At the Pilot House Restaurant, you can see the east end of the Cape Cod Canal from pretty much every seat. A step down here, a couple of steps up there, and you get a multi-level extravaganza of entertaining views.
Of course, Gina and the Big Dog sat at the bar, where you get peeks of sparkly water but not much else in terms of view. We did get to see an excellent golf tournament on TV, and we had a great view of the Pilot House’s excellent selection of unusual wines.
We don’t usually dwell on the alcohol, but let us do that for a moment. We ordered two glasses of Cabernet Sauvignon in order to compare them: one Justin, which we had only ever seen by the bottle at The Rye Tavern in Plymouth, and a Josh Cellars, which the Big Dog gets at The Lobster Trap in nearby Pocasset (and which we just realized we’ve never mentioned). Lucky Gina got the $12 Justin, and the Big Dog got the $8 Josh. Both were rich, lush Cabs, full of fruit but not jammy, but when it came time to order a second glass we decided that the distinction wasn’t worth $4, and we ordered another pair of Joshes.
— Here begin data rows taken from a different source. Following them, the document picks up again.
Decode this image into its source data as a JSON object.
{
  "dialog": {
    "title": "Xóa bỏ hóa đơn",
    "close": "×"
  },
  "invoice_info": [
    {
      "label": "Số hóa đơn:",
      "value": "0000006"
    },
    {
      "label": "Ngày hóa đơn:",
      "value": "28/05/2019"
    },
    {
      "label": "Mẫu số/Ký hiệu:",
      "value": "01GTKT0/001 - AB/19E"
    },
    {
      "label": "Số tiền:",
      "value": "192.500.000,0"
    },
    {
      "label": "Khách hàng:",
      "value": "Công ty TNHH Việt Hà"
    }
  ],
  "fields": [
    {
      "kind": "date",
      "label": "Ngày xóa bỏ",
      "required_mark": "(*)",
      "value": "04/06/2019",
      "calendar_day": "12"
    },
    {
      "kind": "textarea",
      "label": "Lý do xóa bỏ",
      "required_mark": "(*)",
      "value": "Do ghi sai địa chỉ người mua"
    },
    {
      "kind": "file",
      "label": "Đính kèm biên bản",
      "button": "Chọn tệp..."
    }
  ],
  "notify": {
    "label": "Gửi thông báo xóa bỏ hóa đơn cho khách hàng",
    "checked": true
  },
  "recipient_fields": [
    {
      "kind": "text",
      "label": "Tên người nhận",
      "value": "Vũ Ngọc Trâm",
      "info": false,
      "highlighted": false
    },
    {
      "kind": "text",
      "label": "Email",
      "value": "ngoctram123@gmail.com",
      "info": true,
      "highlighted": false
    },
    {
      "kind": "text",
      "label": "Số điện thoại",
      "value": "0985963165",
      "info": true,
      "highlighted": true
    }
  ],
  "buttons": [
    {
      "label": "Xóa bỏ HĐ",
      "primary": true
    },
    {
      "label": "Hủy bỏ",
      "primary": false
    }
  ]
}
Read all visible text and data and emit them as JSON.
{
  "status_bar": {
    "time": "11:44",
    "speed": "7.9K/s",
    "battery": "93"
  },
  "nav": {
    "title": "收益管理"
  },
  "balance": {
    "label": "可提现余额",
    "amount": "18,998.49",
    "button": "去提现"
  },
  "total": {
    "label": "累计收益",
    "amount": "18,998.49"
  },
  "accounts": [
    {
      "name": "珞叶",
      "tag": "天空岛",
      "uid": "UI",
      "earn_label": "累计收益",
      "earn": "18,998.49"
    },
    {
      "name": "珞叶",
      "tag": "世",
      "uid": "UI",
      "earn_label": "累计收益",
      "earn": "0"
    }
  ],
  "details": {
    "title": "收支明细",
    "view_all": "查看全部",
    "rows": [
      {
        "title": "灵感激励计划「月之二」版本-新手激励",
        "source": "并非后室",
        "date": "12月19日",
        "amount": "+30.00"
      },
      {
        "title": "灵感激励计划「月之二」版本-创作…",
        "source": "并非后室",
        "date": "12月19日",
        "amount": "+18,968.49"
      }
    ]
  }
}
We note that a Chardonnay drinker beside us was delighted to see a La Crema on the wine list, but balked at the $11 pricetag. Lucky for her, apparently, her blustery male companions insisted ordered the La Crema over her objections.
We’re sure that you could order soup, salad, and entrees at the Pilot House, and maybe a dessert, and enjoy them all. But do what we did, and you’ll be just as happy.
To start, we ordered the cold seafood sampler ($15.95). It came with a lobster claw, two oysters, two littlenecks, and four peel-and-eat shrimp. We don’t share the same taste in seafood, and this was a perfect arrangement, with us each getting plenty of the stuff we like. The platter came with plastic cups of horseradish, cocktail sauce, and a vinegar concoction that Patricia the bartender explained was “minuet sauce — some people like it with their oysters.” The oysters were from Barnstable, we learned, and everything was clean and crisp and fresh.
We then ordered a haddock chowder special ($5.95) and blackened swordfish with lemon caper butter special ($12.95). We informed Patricia that we intended to split both, and she facilitated that with extra spoons and plates.
The chowder was outstanding. We don’t mean it was good. We mean that if we do a chowder contest: sorry, kids, but we’re picking the Pilot House. We mean that if we’re marooned on a desert island, the one food we want with us is Pilot House chowder. We mean that if we’re elected president, this soup will be served in the White House. We mean… well, you get the picture. We all have our pet peeves about chowder: too thick, too thin, potatoes too big, insufficient protein, etc., but we dare you to find something wrong with this creamy, bacony, thyme-y bowl of bliss.
The salad was a very fresh lettuce mix with some added oomph — maybe brussels sprouts leaves? — with grape tomatoes, a few European cucumber slices, some red onion, and the best house-made Italian dressing we have ever tasted. No need to tart up this basic oil and vinegar emulsion with herbs or cheese.
The swordfish was good. The butternut squash served alongside was also good. The mashed potatoes were fluffy, smooth, and delicious.
The Pilot House isn’t new. The building has clearly been there for a long time, although the interior has a fresh updated feel, and the operators tout some significant experience in the area. It was new to us, though, and we look forward to returning for outdoor dining as the weather warms.
The Pilot House Restaurant and Lounge
14 Gallo Road, Sandwich